Despite West Virginia going 17-16 on the year, Staten did help his team earn a respectable 9-9 record in the Big 12, which was possibly the best conference in all of college basketball this season. The junior guard was simply remarkable for the entire season amassing a stat line consisting of 18.1 points, 5.6 rebounds, and 5.8 assists a game. West Virginia would end up getting bounced by an under-achieving Georgetown Hoyas team in the NIT, but Staten was able to put up 23 points against the talented Hoyas backcourt of Markel Starks and D’Vauntes Smith-Rivera. Staten ended up on the All-Big 12 First Team and is expected to enter the NBA draft, thus forgoing his senior season.
Rodney Hood, Duke
Rodney Hood transferred to Duke from Mississippi State this past season and quickly made an impact. Despite the early exit in the NCAA Tournament and not getting near the amount of attention he deserved (thanks in part to stellar freshman, Jabari Parker), Hood was arguably the best player in a Duke uniform for a lot of games in his one-year stay. He is expected to turn pro now, but that doesn’t take anything away from a great sophomore season from the 6-8 swingman. Hood put up a solid average of 16.1 points per game and showed a killer mentality from deep, knocking down an average of 2 threes a game on 42 percent shooting. He should be a lottery pick and hopefully he can continue to improve his all-around game.
Roberto Nelson, Oregon State
Unfortunately for Nelson, he played on a squad that struggled for much of the season, accumulating a 16-16 record. Nelson, on the other hand, was extraordinary for much of the season and even his last two years, in general. During his senior season, he raised his average from his junior season of 17.8 points per game to 20.7 in his final year as a Beaver. Despite being the focal point of opposing team’s defenses, Nelson managed to come up big in the pressure moments. One example came on January 19th when he led Oregon State to a win over in-state rivals, Oregon, by dropping 22 points on the Ducks. He was awarded a spot on the All-Pac 12 second team after a great senior season.
Perry Ellis, Kansas
When you play on a team that features two players expected to be top three picks in Andrew Wiggins and Joel Embiid, it is not always as easy to get attention.

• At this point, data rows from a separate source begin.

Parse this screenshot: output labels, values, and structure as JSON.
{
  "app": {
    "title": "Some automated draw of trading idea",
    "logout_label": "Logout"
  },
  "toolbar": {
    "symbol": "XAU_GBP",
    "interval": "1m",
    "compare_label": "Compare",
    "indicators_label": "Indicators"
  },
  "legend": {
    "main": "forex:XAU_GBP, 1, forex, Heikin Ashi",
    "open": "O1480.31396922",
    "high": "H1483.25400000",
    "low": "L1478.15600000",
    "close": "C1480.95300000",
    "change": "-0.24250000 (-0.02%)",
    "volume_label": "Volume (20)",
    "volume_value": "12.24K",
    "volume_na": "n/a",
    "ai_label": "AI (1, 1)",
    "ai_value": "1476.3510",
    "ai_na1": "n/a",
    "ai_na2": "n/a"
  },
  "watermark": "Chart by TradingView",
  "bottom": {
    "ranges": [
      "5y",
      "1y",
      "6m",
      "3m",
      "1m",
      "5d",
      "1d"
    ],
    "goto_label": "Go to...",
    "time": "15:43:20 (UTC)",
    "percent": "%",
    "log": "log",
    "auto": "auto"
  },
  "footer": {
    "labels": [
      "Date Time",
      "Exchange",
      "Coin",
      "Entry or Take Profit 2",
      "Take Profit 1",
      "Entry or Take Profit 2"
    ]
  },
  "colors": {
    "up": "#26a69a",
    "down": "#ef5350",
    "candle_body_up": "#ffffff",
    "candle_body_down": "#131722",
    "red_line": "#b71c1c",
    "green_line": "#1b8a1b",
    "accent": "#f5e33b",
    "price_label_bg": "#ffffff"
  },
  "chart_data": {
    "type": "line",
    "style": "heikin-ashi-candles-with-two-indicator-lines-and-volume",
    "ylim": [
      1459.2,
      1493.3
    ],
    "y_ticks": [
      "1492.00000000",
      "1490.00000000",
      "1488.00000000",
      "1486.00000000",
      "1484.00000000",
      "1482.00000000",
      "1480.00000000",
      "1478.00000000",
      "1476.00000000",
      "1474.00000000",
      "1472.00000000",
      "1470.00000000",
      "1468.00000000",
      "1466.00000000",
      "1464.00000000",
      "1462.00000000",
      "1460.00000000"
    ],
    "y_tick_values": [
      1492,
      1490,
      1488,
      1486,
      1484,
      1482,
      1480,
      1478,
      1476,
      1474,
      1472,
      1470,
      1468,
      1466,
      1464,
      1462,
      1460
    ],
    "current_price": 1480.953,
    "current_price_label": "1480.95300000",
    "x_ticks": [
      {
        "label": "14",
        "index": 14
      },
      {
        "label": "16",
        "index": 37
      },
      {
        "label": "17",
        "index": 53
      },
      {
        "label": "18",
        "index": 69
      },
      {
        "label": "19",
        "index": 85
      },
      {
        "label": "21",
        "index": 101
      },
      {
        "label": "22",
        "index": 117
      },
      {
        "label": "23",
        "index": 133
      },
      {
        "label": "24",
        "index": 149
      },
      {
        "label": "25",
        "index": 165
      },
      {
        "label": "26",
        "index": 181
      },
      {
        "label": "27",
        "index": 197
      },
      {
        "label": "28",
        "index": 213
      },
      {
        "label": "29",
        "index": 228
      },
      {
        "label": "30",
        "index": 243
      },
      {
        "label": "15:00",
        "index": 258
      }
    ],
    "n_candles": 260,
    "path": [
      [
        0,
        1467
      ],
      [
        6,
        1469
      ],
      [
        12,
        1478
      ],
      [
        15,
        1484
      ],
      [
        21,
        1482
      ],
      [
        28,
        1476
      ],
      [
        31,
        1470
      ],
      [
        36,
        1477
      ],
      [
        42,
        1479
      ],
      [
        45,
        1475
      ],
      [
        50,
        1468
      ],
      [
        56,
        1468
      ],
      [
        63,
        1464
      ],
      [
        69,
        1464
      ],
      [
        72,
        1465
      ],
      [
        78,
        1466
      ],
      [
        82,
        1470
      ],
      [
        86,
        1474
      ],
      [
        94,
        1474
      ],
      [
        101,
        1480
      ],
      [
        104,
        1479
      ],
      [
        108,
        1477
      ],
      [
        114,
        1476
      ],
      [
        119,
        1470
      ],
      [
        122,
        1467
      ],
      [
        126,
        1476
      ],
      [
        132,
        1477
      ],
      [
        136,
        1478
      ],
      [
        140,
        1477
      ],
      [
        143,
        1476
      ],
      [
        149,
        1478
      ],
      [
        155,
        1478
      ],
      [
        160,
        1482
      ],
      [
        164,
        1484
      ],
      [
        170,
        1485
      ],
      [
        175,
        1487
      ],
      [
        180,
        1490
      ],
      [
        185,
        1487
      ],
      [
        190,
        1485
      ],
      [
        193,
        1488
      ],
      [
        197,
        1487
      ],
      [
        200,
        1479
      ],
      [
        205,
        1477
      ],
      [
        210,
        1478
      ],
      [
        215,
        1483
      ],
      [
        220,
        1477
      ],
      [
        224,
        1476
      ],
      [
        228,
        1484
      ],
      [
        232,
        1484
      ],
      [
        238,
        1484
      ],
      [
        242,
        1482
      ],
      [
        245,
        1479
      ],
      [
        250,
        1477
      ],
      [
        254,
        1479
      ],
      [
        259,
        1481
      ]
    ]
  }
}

However, the former McDonald All-American, managed to steal some of the show in his sophomore season at Kansas. He put up respectable averages of 13.5 points and 6.7 rebounds a game. Despite the poor performance against Stanford in the NCAA Tournament, Ellis continuously showed throughout the season that he is a force to be reckoned with. One showing of this came early in the season against Duke when he tore apart the Blue Devils’ defense on his way to 24 points. One of the tough parts about playing at a storied program, like Kansas, is that there is always going to be more talent coming in. I expect Ellis to continue to improve in his final two seasons, even though more big time freshmen will be coming in, including Cliff Alexander for next season.
All four of these guys have been able to ignore the hype these newcomers are getting, and focus on improving their games. There are countless players like these that are not getting their credit for being big-time players.